=== Begin Enclosure ===

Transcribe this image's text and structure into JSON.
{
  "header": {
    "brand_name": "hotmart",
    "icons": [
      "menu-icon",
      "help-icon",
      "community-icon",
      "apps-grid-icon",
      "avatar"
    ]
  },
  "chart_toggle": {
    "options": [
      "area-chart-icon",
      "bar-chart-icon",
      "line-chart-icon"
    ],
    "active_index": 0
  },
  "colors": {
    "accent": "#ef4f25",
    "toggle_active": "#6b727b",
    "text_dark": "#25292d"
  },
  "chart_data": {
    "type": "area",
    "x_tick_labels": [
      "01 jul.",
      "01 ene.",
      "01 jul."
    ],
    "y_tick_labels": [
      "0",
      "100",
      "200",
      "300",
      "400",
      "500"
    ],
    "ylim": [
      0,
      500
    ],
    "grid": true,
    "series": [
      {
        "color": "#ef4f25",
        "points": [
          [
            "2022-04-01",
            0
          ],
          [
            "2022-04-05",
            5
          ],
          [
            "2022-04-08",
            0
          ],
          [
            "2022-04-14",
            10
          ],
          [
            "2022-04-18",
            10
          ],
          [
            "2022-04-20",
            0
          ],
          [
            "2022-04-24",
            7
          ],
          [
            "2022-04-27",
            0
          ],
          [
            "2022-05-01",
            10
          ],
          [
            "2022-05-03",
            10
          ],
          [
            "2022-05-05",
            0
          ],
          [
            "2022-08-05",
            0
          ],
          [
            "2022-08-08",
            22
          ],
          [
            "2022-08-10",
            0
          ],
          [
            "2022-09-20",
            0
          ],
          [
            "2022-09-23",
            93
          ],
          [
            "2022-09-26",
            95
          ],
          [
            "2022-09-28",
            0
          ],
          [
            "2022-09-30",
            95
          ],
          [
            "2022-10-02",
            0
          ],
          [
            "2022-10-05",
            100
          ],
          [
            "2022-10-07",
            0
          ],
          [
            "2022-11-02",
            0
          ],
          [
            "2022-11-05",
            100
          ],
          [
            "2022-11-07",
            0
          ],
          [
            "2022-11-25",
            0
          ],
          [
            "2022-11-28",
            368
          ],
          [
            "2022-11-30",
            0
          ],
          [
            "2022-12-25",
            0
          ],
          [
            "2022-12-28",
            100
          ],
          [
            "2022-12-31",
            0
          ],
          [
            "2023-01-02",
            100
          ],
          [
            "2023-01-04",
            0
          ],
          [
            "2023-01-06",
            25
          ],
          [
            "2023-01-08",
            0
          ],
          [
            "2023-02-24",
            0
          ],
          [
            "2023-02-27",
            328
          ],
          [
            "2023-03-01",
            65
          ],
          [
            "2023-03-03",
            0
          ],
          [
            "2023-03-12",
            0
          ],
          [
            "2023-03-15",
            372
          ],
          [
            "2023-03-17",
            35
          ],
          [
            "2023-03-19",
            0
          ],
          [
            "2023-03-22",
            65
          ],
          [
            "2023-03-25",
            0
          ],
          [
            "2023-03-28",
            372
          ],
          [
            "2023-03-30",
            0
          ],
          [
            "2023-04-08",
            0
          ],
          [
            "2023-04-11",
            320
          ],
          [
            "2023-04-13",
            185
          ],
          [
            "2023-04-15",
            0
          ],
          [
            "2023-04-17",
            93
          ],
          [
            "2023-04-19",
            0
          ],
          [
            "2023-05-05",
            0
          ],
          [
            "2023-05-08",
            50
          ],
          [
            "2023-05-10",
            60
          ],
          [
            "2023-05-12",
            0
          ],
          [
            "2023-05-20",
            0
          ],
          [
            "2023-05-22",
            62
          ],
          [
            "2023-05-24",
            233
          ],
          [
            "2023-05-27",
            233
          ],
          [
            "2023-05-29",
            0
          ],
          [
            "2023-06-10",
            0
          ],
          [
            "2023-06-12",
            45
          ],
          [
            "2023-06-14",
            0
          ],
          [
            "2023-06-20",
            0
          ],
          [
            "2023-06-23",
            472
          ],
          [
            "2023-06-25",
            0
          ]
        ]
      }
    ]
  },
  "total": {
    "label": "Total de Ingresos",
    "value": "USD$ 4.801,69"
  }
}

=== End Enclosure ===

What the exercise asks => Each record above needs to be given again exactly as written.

Task response =>
Transcribe this image's text and structure into JSON.
{
  "header": {
    "brand_name": "hotmart",
    "icons": [
      "menu-icon",
      "help-icon",
      "community-icon",
      "apps-grid-icon",
      "avatar"
    ]
  },
  "chart_toggle": {
    "options": [
      "area-chart-icon",
      "bar-chart-icon",
      "line-chart-icon"
    ],
    "active_index": 0
  },
  "colors": {
    "accent": "#ef4f25",
    "toggle_active": "#6b727b",
    "text_dark": "#25292d"
  },
  "chart_data": {
    "type": "area",
    "x_tick_labels": [
      "01 jul.",
      "01 ene.",
      "01 jul."
    ],
    "y_tick_labels": [
      "0",
      "100",
      "200",
      "300",
      "400",
      "500"
    ],
    "ylim": [
      0,
      500
    ],
    "grid": true,
    "series": [
      {
        "color": "#ef4f25",
        "points": [
          [
            "2022-04-01",
            0
          ],
          [
            "2022-04-05",
            5
          ],
          [
            "2022-04-08",
            0
          ],
          [
            "2022-04-14",
            10
          ],
          [
            "2022-04-18",
            10
          ],
          [
            "2022-04-20",
            0
          ],
          [
            "2022-04-24",
            7
          ],
          [
            "2022-04-27",
            0
          ],
          [
            "2022-05-01",
            10
          ],
          [
            "2022-05-03",
            10
          ],
          [
            "2022-05-05",
            0
          ],
          [
            "2022-08-05",
            0
          ],
          [
            "2022-08-08",
            22
          ],
          [
            "2022-08-10",
            0
          ],
          [
            "2022-09-20",
            0
          ],
          [
            "2022-09-23",
            93
          ],
          [
            "2022-09-26",
            95
          ],
          [
            "2022-09-28",
            0
          ],
          [
            "2022-09-30",
            95
          ],
          [
            "2022-10-02",
            0
          ],
          [
            "2022-10-05",
            100
          ],
          [
            "2022-10-07",
            0
          ],
          [
            "2022-11-02",
            0
          ],
          [
            "2022-11-05",
            100
          ],
          [
            "2022-11-07",
            0
          ],
          [
            "2022-11-25",
            0
          ],
          [
            "2022-11-28",
            368
          ],
          [
            "2022-11-30",
            0
          ],
          [
            "2022-12-25",
            0
          ],
          [
            "2022-12-28",
            100
          ],
          [
            "2022-12-31",
            0
          ],
          [
            "2023-01-02",
            100
          ],
          [
            "2023-01-04",
            0
          ],
          [
            "2023-01-06",
            25
          ],
          [
            "2023-01-08",
            0
          ],
          [
            "2023-02-24",
            0
          ],
          [
            "2023-02-27",
            328
          ],
          [
            "2023-03-01",
            65
          ],
          [
            "2023-03-03",
            0
          ],
          [
            "2023-03-12",
            0
          ],
          [
            "2023-03-15",
            372
          ],
          [
            "2023-03-17",
            35
          ],
          [
            "2023-03-19",
            0
          ],
          [
            "2023-03-22",
            65
          ],
          [
            "2023-03-25",
            0
          ],
          [
            "2023-03-28",
            372
          ],
          [
            "2023-03-30",
            0
          ],
          [
            "2023-04-08",
            0
          ],
          [
            "2023-04-11",
            320
          ],
          [
            "2023-04-13",
            185
          ],
          [
            "2023-04-15",
            0
          ],
          [
            "2023-04-17",
            93
          ],
          [
            "2023-04-19",
            0
          ],
          [
            "2023-05-05",
            0
          ],
          [
            "2023-05-08",
            50
          ],
          [
            "2023-05-10",
            60
          ],
          [
            "2023-05-12",
            0
          ],
          [
            "2023-05-20",
            0
          ],
          [
            "2023-05-22",
            62
          ],
          [
            "2023-05-24",
            233
          ],
          [
            "2023-05-27",
            233
          ],
          [
            "2023-05-29",
            0
          ],
          [
            "2023-06-10",
            0
          ],
          [
            "2023-06-12",
            45
          ],
          [
            "2023-06-14",
            0
          ],
          [
            "2023-06-20",
            0
          ],
          [
            "2023-06-23",
            472
          ],
          [
            "2023-06-25",
            0
          ]
        ]
      }
    ]
  },
  "total": {
    "label": "Total de Ingresos",
    "value": "USD$ 4.801,69"
  }
}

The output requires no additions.